Staunton ― Alexander Khloponin, the president's special envoy to the North Caucasus Federal District, has said his "first task" should be to support and rely on a Cossack revival as part of Moscow's effort to return ethnic Russians to that troubled part of Russia.
Cossacks, however, were the shock troops of Russian expansion in the North Caucasus. Though the Cossack movement of today is best described as "neo-Cossackry," as Sergei Markedonov makes clear in a new analysis, the history of tensions between North Caucasus ethnic groups and the Cossacks makes this a problematic, even dangerous tactic.
Paul Goble is a longtime specialist on ethnic and religious issues in Eurasia. Most recently, he was director of research and publications at the Azerbaijan Diplomatic Academy. Earlier he served as vice dean for the social sciences and humanities at Audentes University in Tallinn and was a senior research associate at the EuroCollege of the University of Tartu in Estonia.
Prior to that, he served in various capacities in the U.S. State Department, the Central Intelligence Agency and the International Broadcasting Bureau, as well as Voice of America, Radio Free Europe/Radio Liberty and the Carnegie Endowment for International Peace. He can be contacted at firstname.lastname@example.org
Markedonov's analysis is all the more timely because the neo-Cossacks are more Russian nationalist in their sensibilities and likely to prove more hostile to the non-Russian nationalities of the North Caucasus than were the Cossacks who moved south into that region in the 18th and 19th centuries.
As Markedonov, now a visiting scholar at Washington's Center for Strategic & International Studies, makes clear, the new Cossacks are not so much a continuation of the older groups but rather a new phenomenon, one that draws on Cossack ideas but that lacks the corporate sense and social conditions in which the pre-1917 Cossacks existed.
The neo-Cossack movement emerged in the early 1990s, Markedonov says, as "a reaction to the growth of ethnic nationalism in the North Caucasus republics under conditions of the crisis and disintegration of the U.S.S.R." As a result, the Kuban and Terek "neo-Cossacks" began "to play the role of a certain counterweight to the ethnocracies being formed there."
Markedonov details the struggle of revived Cossack units within the non-Russian republics in that region during the early 1990s. Those struggles sometimes resulted in violent clashes and deaths, and they sometimes featured calls for the establishment or re-establishment of Cossack territories from imperial times, but ultimately they led to no real changes.

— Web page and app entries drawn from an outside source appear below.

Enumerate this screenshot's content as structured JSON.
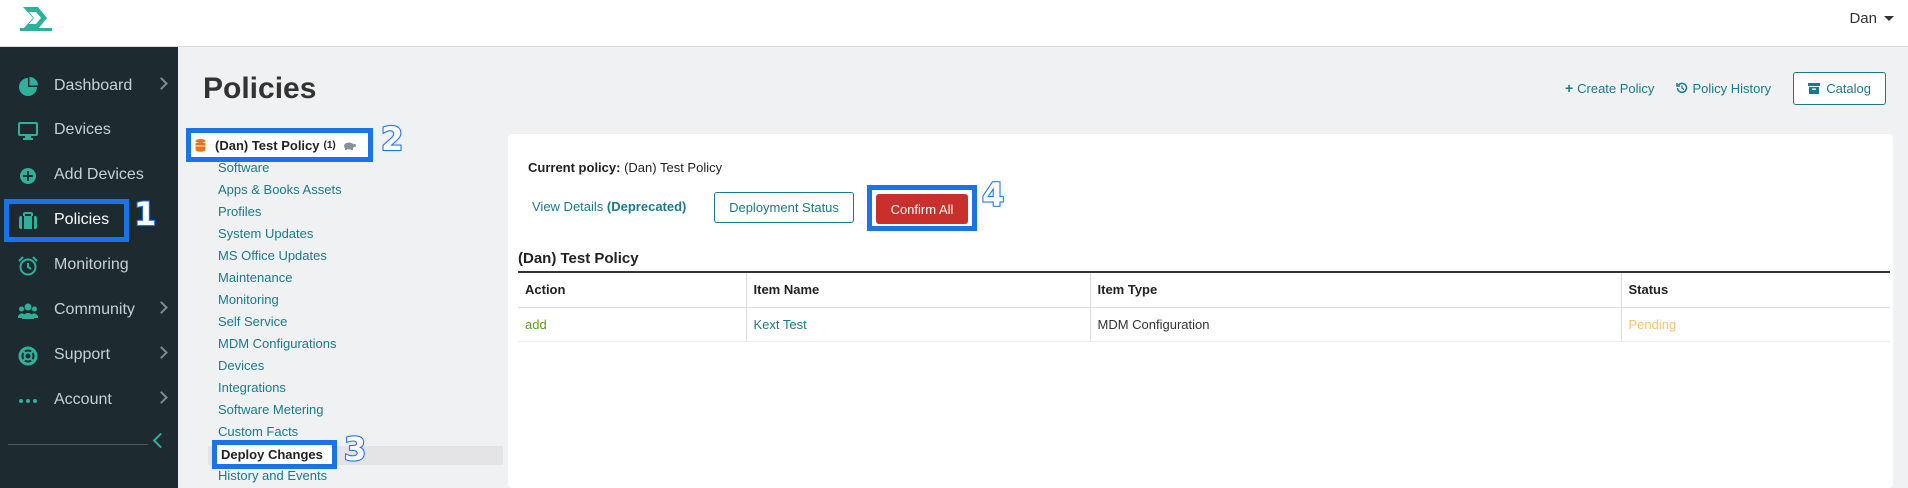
{
  "topbar": {
    "user_name": "Dan"
  },
  "sidebar": {
    "items": [
      {
        "label": "Dashboard",
        "icon": "pie-chart-icon",
        "has_submenu": true
      },
      {
        "label": "Devices",
        "icon": "monitor-icon",
        "has_submenu": false
      },
      {
        "label": "Add Devices",
        "icon": "plus-circle-icon",
        "has_submenu": false
      },
      {
        "label": "Policies",
        "icon": "briefcase-icon",
        "has_submenu": false,
        "active": true
      },
      {
        "label": "Monitoring",
        "icon": "alarm-clock-icon",
        "has_submenu": false
      },
      {
        "label": "Community",
        "icon": "users-icon",
        "has_submenu": true
      },
      {
        "label": "Support",
        "icon": "lifebuoy-icon",
        "has_submenu": true
      },
      {
        "label": "Account",
        "icon": "ellipsis-icon",
        "has_submenu": true
      }
    ]
  },
  "page": {
    "title": "Policies"
  },
  "header_actions": {
    "create_policy": "Create Policy",
    "policy_history": "Policy History",
    "catalog": "Catalog"
  },
  "policy_selector": {
    "name": "(Dan) Test Policy",
    "count": "(1)"
  },
  "policy_nav": {
    "items": [
      "Software",
      "Apps & Books Assets",
      "Profiles",
      "System Updates",
      "MS Office Updates",
      "Maintenance",
      "Monitoring",
      "Self Service",
      "MDM Configurations",
      "Devices",
      "Integrations",
      "Software Metering",
      "Custom Facts"
    ],
    "active": "Deploy Changes",
    "after_active": "History and Events"
  },
  "callouts": [
    "1",
    "2",
    "3",
    "4"
  ],
  "panel": {
    "current_policy_label": "Current policy:",
    "current_policy_value": "(Dan) Test Policy",
    "view_details": "View Details",
    "deprecated": "(Deprecated)",
    "deployment_status": "Deployment Status",
    "confirm_all": "Confirm All",
    "table_title": "(Dan) Test Policy",
    "columns": [
      "Action",
      "Item Name",
      "Item Type",
      "Status"
    ],
    "rows": [
      {
        "action": "add",
        "item_name": "Kext Test",
        "item_type": "MDM Configuration",
        "status": "Pending"
      }
    ]
  },
  "colors": {
    "accent": "#2fb09a",
    "link": "#1a7a8c",
    "danger": "#c9302c",
    "highlight": "#1a73e8",
    "action_add": "#5a9e1a",
    "status_pending": "#f5c46b"
  }
}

Initially, ethnic Russians in the North Caucasus supported the idea of creating a Cossack Republic, with "almost 65 percent" in one poll backing that idea. Several Cossack communities proclaimed such republics, but the central government authorities were unprepared to support them, preferring instead to rely on the leaders of existing republics.
Although there was a brief uptick in local interest in the creation of a special Cossack territory, the so-called Terek Oblast, at the start of Moscow's military efforts in Chechnya in 1994 and 1999, no such "'second Transdniestria'" was formed, in large measure because of the rapid outflow of the ethnic Russian population from the North Caucasus.
During the last decade, Markedonov continues, "the neo-Cossacks as a political project" have more or less disappeared as an issue. By the 1990s "the Russians and Cossacks had ceased to be considered 'elder brothers'" by the non-Russians. The Cossacks never learned to use the language of human rights and thus were condemned to be viewed as "revanchist" and as a group "not about the future but about the past."
But perhaps most important, the Russian analyst says, "the neo-Cossacks of the North Caucasus did not receive the necessary 'signals' from the center," meaning Moscow.
It is possible that Khloponin's remarks represent a shift, but Markedonov suggests that is probably not the case.
Yet, some Cossacks may see Khloponin's words as the signal that they haven't received in the past. That in turn could create serious problems in the region ― even if it is not "the signal" that anyone, including Khloponin, thought he was sending by his rather incautious remarks during a Cossack meeting in late October.